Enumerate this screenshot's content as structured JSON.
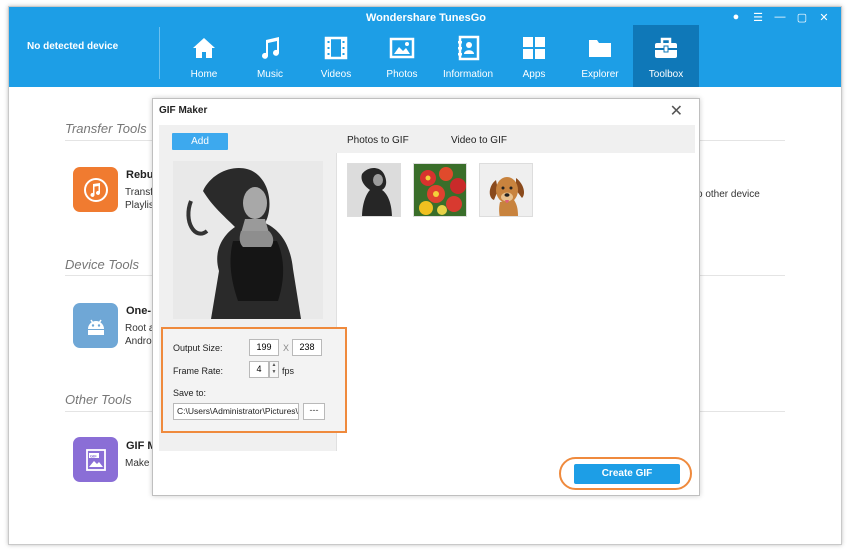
{
  "app": {
    "title": "Wondershare TunesGo",
    "device_status": "No detected device"
  },
  "window_controls": [
    "user-icon",
    "menu-icon",
    "minimize-icon",
    "maximize-icon",
    "close-icon"
  ],
  "nav": [
    {
      "label": "Home",
      "icon": "home-icon"
    },
    {
      "label": "Music",
      "icon": "music-icon"
    },
    {
      "label": "Videos",
      "icon": "videos-icon"
    },
    {
      "label": "Photos",
      "icon": "photos-icon"
    },
    {
      "label": "Information",
      "icon": "contacts-icon"
    },
    {
      "label": "Apps",
      "icon": "apps-icon"
    },
    {
      "label": "Explorer",
      "icon": "folder-icon"
    },
    {
      "label": "Toolbox",
      "icon": "toolbox-icon",
      "active": true
    }
  ],
  "sections": {
    "transfer": "Transfer Tools",
    "device": "Device Tools",
    "other": "Other Tools"
  },
  "tools": {
    "rebuild": {
      "name": "Rebu",
      "desc1": "Transf",
      "desc2": "Playlis",
      "desc_right": "o other device"
    },
    "root": {
      "name": "One-",
      "desc1": "Root a",
      "desc2": "Andro"
    },
    "gif": {
      "name": "GIF M",
      "desc1": "Make"
    }
  },
  "dialog": {
    "title": "GIF Maker",
    "add_label": "Add",
    "tabs": [
      "Photos to GIF",
      "Video to GIF"
    ],
    "settings": {
      "output_size_label": "Output Size:",
      "width": "199",
      "x_sep": "X",
      "height": "238",
      "frame_rate_label": "Frame Rate:",
      "frame_rate": "4",
      "fps_label": "fps",
      "save_to_label": "Save to:",
      "save_path": "C:\\Users\\Administrator\\Pictures\\\\",
      "browse_label": "---"
    },
    "create_label": "Create GIF"
  },
  "colors": {
    "accent": "#1d9ee6",
    "highlight": "#ef8a3d",
    "toolbox_active": "#0f78b8"
  }
}
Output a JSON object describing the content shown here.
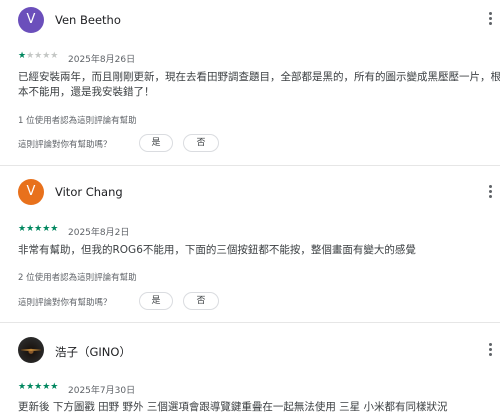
{
  "reviews": [
    {
      "avatar_letter": "V",
      "name": "Ven Beetho",
      "rating": 1,
      "stars": "★★★★★",
      "date": "2025年8月26日",
      "text_lines": [
        "已經安裝兩年，而且剛剛更新，現在去看田野調查題目，全部都是黑的，所有的圖示變成黑壓壓一片，根",
        "本不能用，還是我安裝錯了！"
      ],
      "helpful_count": "1 位使用者認為這則評論有幫助",
      "helpful_question": "這則評論對你有幫助嗎？",
      "yes_label": "是",
      "no_label": "否"
    },
    {
      "avatar_letter": "V",
      "name": "Vitor Chang",
      "rating": 5,
      "stars": "★★★★★",
      "date": "2025年8月2日",
      "text_lines": [
        "非常有幫助，但我的ROG6不能用，下面的三個按鈕都不能按，整個畫面有變大的感覺"
      ],
      "helpful_count": "2 位使用者認為這則評論有幫助",
      "helpful_question": "這則評論對你有幫助嗎？",
      "yes_label": "是",
      "no_label": "否"
    },
    {
      "avatar_letter": "",
      "name": "浩子（GINO）",
      "rating": 5,
      "stars": "★★★★★",
      "date": "2025年7月30日",
      "text_lines": [
        "更新後 下方圖戳 田野 野外 三個選項會跟導覽鍵重疊在一起無法使用 三星 小米都有同樣狀況"
      ]
    }
  ],
  "colors": {
    "star_filled": "#01875f",
    "star_empty": "#c4c7c5",
    "avatar_1": "#6b4fbb",
    "avatar_2": "#e8711c"
  },
  "icons": {
    "menu": "more-vert-icon"
  }
}
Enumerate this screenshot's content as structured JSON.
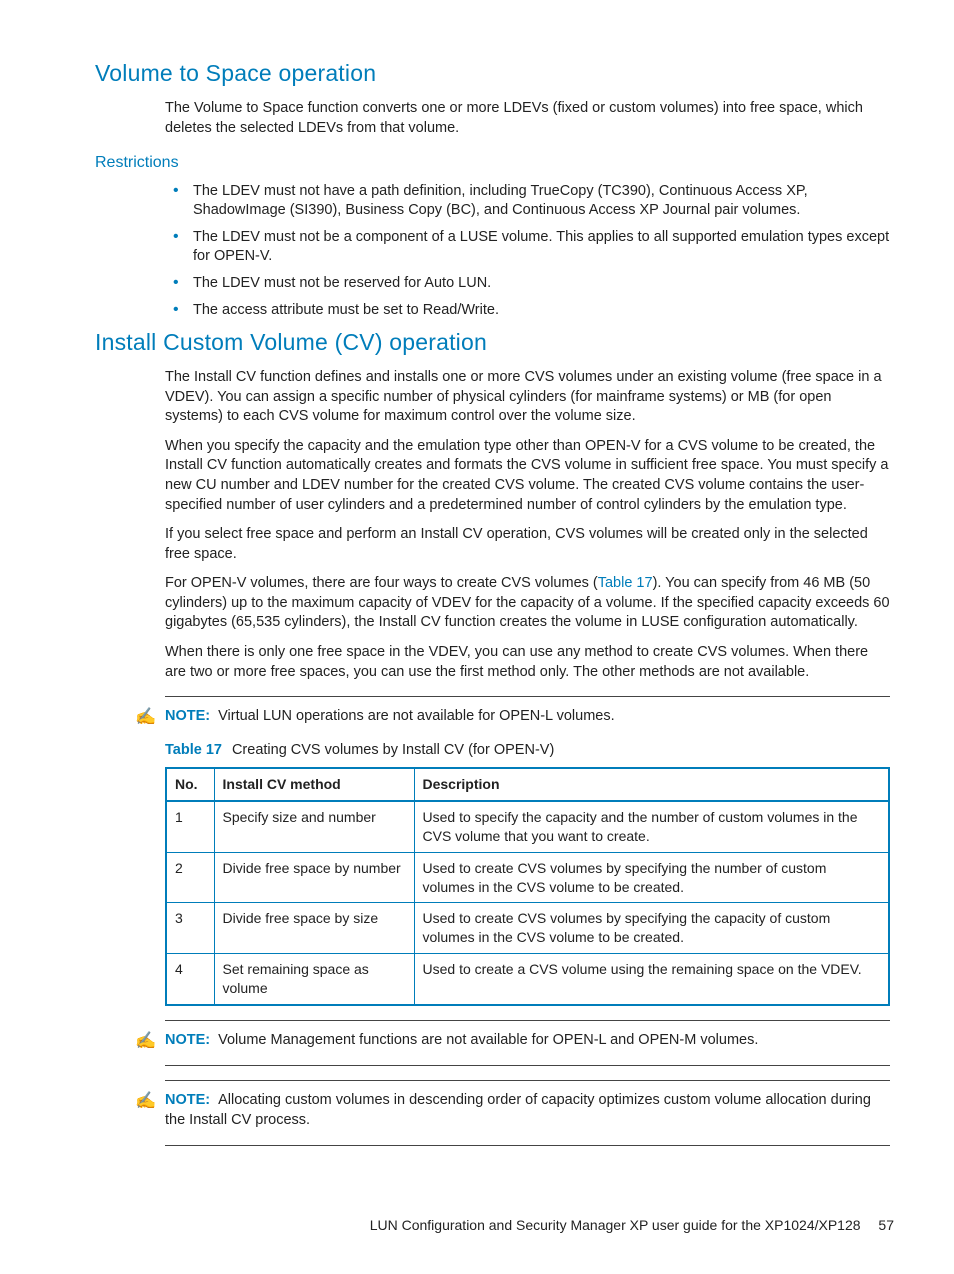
{
  "sections": {
    "vts_heading": "Volume to Space operation",
    "vts_para": "The Volume to Space function converts one or more LDEVs (fixed or custom volumes) into free space, which deletes the selected LDEVs from that volume.",
    "restrictions_heading": "Restrictions",
    "restrictions": [
      "The LDEV must not have a path definition, including TrueCopy (TC390), Continuous Access XP, ShadowImage (SI390), Business Copy (BC), and Continuous Access XP Journal pair volumes.",
      "The LDEV must not be a component of a LUSE volume. This applies to all supported emulation types except for OPEN-V.",
      "The LDEV must not be reserved for Auto LUN.",
      "The access attribute must be set to Read/Write."
    ],
    "icv_heading": "Install Custom Volume (CV) operation",
    "icv_p1": "The Install CV function defines and installs one or more CVS volumes under an existing volume (free space in a VDEV). You can assign a specific number of physical cylinders (for mainframe systems) or MB (for open systems) to each CVS volume for maximum control over the volume size.",
    "icv_p2": "When you specify the capacity and the emulation type other than OPEN-V for a CVS volume to be created, the Install CV function automatically creates and formats the CVS volume in sufficient free space. You must specify a new CU number and LDEV number for the created CVS volume. The created CVS volume contains the user-specified number of user cylinders and a predetermined number of control cylinders by the emulation type.",
    "icv_p3": "If you select free space and perform an Install CV operation, CVS volumes will be created only in the selected free space.",
    "icv_p4_pre": "For OPEN-V volumes, there are four ways to create CVS volumes (",
    "icv_p4_link": "Table 17",
    "icv_p4_post": "). You can specify from 46 MB (50 cylinders) up to the maximum capacity of VDEV for the capacity of a volume. If the specified capacity exceeds 60 gigabytes (65,535 cylinders), the Install CV function creates the volume in LUSE configuration automatically.",
    "icv_p5": "When there is only one free space in the VDEV, you can use any method to create CVS volumes. When there are two or more free spaces, you can use the first method only. The other methods are not available."
  },
  "notes": {
    "label": "NOTE:",
    "n1": "Virtual LUN operations are not available for OPEN-L volumes.",
    "n2": "Volume Management functions are not available for OPEN-L and OPEN-M volumes.",
    "n3": "Allocating custom volumes in descending order of capacity optimizes custom volume allocation during the Install CV process."
  },
  "table17": {
    "caption_label": "Table 17",
    "caption_text": "Creating CVS volumes by Install CV (for OPEN-V)",
    "headers": {
      "no": "No.",
      "method": "Install CV method",
      "desc": "Description"
    },
    "rows": [
      {
        "no": "1",
        "method": "Specify size and number",
        "desc": "Used to specify the capacity and the number of custom volumes in the CVS volume that you want to create."
      },
      {
        "no": "2",
        "method": "Divide free space by number",
        "desc": "Used to create CVS volumes by specifying the number of custom volumes in the CVS volume to be created."
      },
      {
        "no": "3",
        "method": "Divide free space by size",
        "desc": "Used to create CVS volumes by specifying the capacity of custom volumes in the CVS volume to be created."
      },
      {
        "no": "4",
        "method": "Set remaining space as volume",
        "desc": "Used to create a CVS volume using the remaining space on the VDEV."
      }
    ]
  },
  "footer": {
    "title": "LUN Configuration and Security Manager XP user guide for the XP1024/XP128",
    "page": "57"
  }
}
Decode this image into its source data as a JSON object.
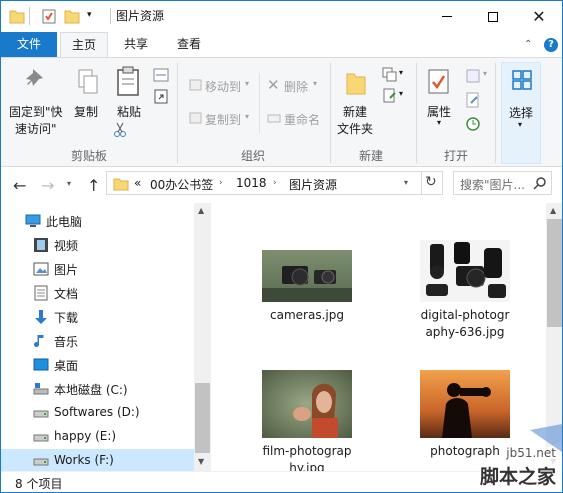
{
  "window": {
    "title": "图片资源"
  },
  "ribbon_tabs": [
    "文件",
    "主页",
    "共享",
    "查看"
  ],
  "clipboard": {
    "pin_label_1": "固定到\"快",
    "pin_label_2": "速访问\"",
    "copy_label": "复制",
    "paste_label": "粘贴",
    "group_label": "剪贴板"
  },
  "organize": {
    "move_label": "移动到",
    "copyto_label": "复制到",
    "delete_label": "删除",
    "rename_label": "重命名",
    "group_label": "组织"
  },
  "new": {
    "folder_label_1": "新建",
    "folder_label_2": "文件夹",
    "group_label": "新建"
  },
  "open": {
    "props_label": "属性",
    "group_label": "打开"
  },
  "select": {
    "label": "选择"
  },
  "address": {
    "overflow": "«",
    "crumbs": [
      "00办公书签",
      "1018",
      "图片资源"
    ],
    "search_placeholder": "搜索\"图片..."
  },
  "nav": {
    "items": [
      {
        "label": "此电脑",
        "icon": "computer-icon"
      },
      {
        "label": "视频",
        "icon": "video-icon"
      },
      {
        "label": "图片",
        "icon": "pictures-icon"
      },
      {
        "label": "文档",
        "icon": "documents-icon"
      },
      {
        "label": "下载",
        "icon": "download-icon"
      },
      {
        "label": "音乐",
        "icon": "music-icon"
      },
      {
        "label": "桌面",
        "icon": "desktop-icon"
      },
      {
        "label": "本地磁盘 (C:)",
        "icon": "drive-c-icon"
      },
      {
        "label": "Softwares (D:)",
        "icon": "drive-icon"
      },
      {
        "label": "happy (E:)",
        "icon": "drive-icon"
      },
      {
        "label": "Works (F:)",
        "icon": "drive-icon"
      }
    ]
  },
  "files": [
    {
      "name_1": "cameras.jpg",
      "name_2": ""
    },
    {
      "name_1": "digital-photogr",
      "name_2": "aphy-636.jpg"
    },
    {
      "name_1": "film-photograp",
      "name_2": "hy.jpg"
    },
    {
      "name_1": "photograph",
      "name_2": ""
    }
  ],
  "status": {
    "count": "8 个项目"
  },
  "watermark": {
    "site": "jb51.net",
    "name": "脚本之家"
  }
}
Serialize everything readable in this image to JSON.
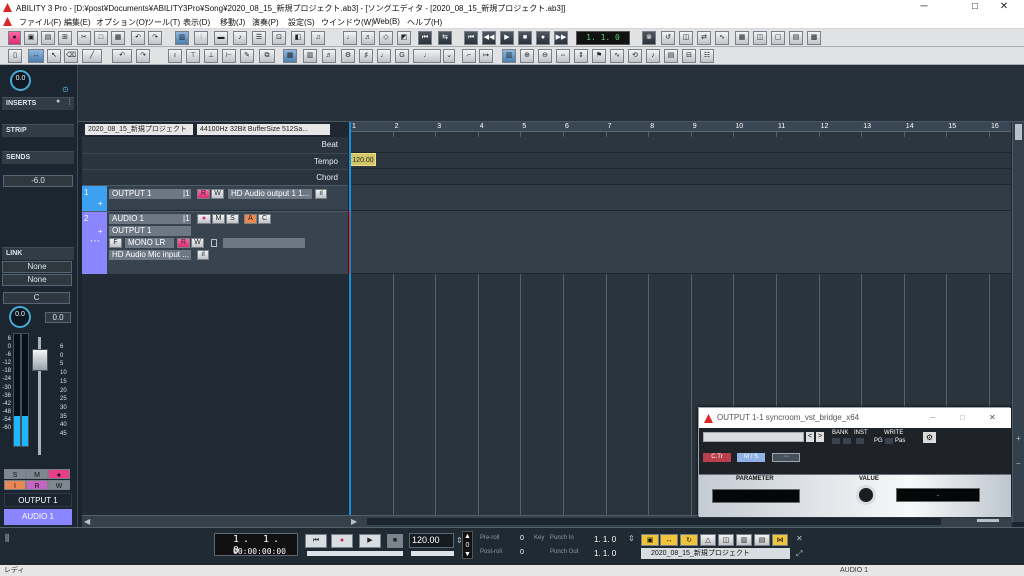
{
  "window": {
    "title": "ABILITY 3 Pro - [D:¥post¥Documents¥ABILITY3Pro¥Song¥2020_08_15_新規プロジェクト.ab3] - [ソングエディタ - [2020_08_15_新規プロジェクト.ab3]]",
    "minimize": "─",
    "restore": "□",
    "close": "✕"
  },
  "menu": [
    "ファイル(F)",
    "編集(E)",
    "オプション(O)",
    "ツール(T)",
    "表示(D)",
    "移動(J)",
    "演奏(P)",
    "設定(S)",
    "ウインドウ(W)",
    "Web(B)",
    "ヘルプ(H)"
  ],
  "toolbar": {
    "counter": "1. 1. 0"
  },
  "inspector": {
    "knob_value": "0.0",
    "inserts": "INSERTS",
    "strip": "STRIP",
    "sends": "SENDS",
    "send_value": "-6.0",
    "link": "LINK",
    "none_1": "None",
    "none_2": "None",
    "c_symbol": "C",
    "pan_value": "0.0",
    "fader_value": "0.0",
    "scale_left": [
      "6",
      "0",
      "-6",
      "-12",
      "-18",
      "-24",
      "-30",
      "-36",
      "-42",
      "-48",
      "-54",
      "-60"
    ],
    "scale_right": [
      "6",
      "0",
      "5",
      "10",
      "15",
      "20",
      "25",
      "30",
      "35",
      "40",
      "45"
    ],
    "s_label": "S",
    "m_label": "M",
    "i_label": "I",
    "r_label": "R",
    "w_label": "W",
    "output_name": "OUTPUT 1",
    "track_name": "AUDIO 1"
  },
  "song": {
    "project_name": "2020_08_15_新規プロジェクト",
    "audio_format": "44100Hz 32Bit BufferSize 512Sa...",
    "rows": [
      "Beat",
      "Tempo",
      "Chord"
    ],
    "tempo": "120.00",
    "ruler": [
      "1",
      "2",
      "3",
      "4",
      "5",
      "6",
      "7",
      "8",
      "9",
      "10",
      "11",
      "12",
      "13",
      "14",
      "15",
      "16"
    ]
  },
  "tracks": [
    {
      "number": "1",
      "name": "OUTPUT 1",
      "channel": "|1",
      "r": "R",
      "w": "W",
      "device": "HD Audio output 1 1...",
      "indicator": "ıl",
      "plus": "+"
    },
    {
      "number": "2",
      "name": "AUDIO 1",
      "channel": "|1",
      "record": "●",
      "m": "M",
      "s": "S",
      "a": "A",
      "c": "C",
      "output": "OUTPUT 1",
      "f": "F",
      "mono": "MONO LR",
      "r": "R",
      "w": "W",
      "input": "HD Audio Mic input ...",
      "indicator": "ıl",
      "plus": "+"
    }
  ],
  "transport": {
    "time_top": "1. 1. 0",
    "time_bottom": "00:00:00:00",
    "tempo": "120.00",
    "preroll": "Pre-roll",
    "postroll": "Post-roll",
    "preroll_value": "0",
    "postroll_value": "0",
    "key": "Key",
    "punch_in": "Punch In",
    "punch_out": "Punch Out",
    "punch_in_value": "1. 1. 0",
    "punch_out_value": "1. 1. 0",
    "project_name": "2020_08_15_新規プロジェクト"
  },
  "plugin": {
    "title": "OUTPUT 1-1 syncroom_vst_bridge_x64",
    "bank": "BANK",
    "inst": "INST",
    "write": "WRITE",
    "pg": "PG",
    "pas": "Pas",
    "ctr": "C.Tr",
    "ms": "M / S",
    "parameter": "PARAMETER",
    "value": "VALUE",
    "dot": "."
  },
  "status": {
    "left": "レディ",
    "right": "AUDIO 1"
  }
}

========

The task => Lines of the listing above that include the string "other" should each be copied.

Result of the exercise =>
    "other": "Other Tools"
      "desc_right": "o other device"
    "icv_p2": "When you specify the capacity and the emulation type other than OPEN-V for a CVS volume to be created, the Install CV function automatically creates and formats the CVS volume in sufficient free space. You must specify a new CU number and LDEV number for the created CVS volume. The created CVS volume contains the user-specified number of user cylinders and a predetermined number of control cylinders by the emulation type.",
    "icv_p5": "When there is only one free space in the VDEV, you can use any method to create CVS volumes. When there are two or more free spaces, you can use the first method only. The other methods are not available."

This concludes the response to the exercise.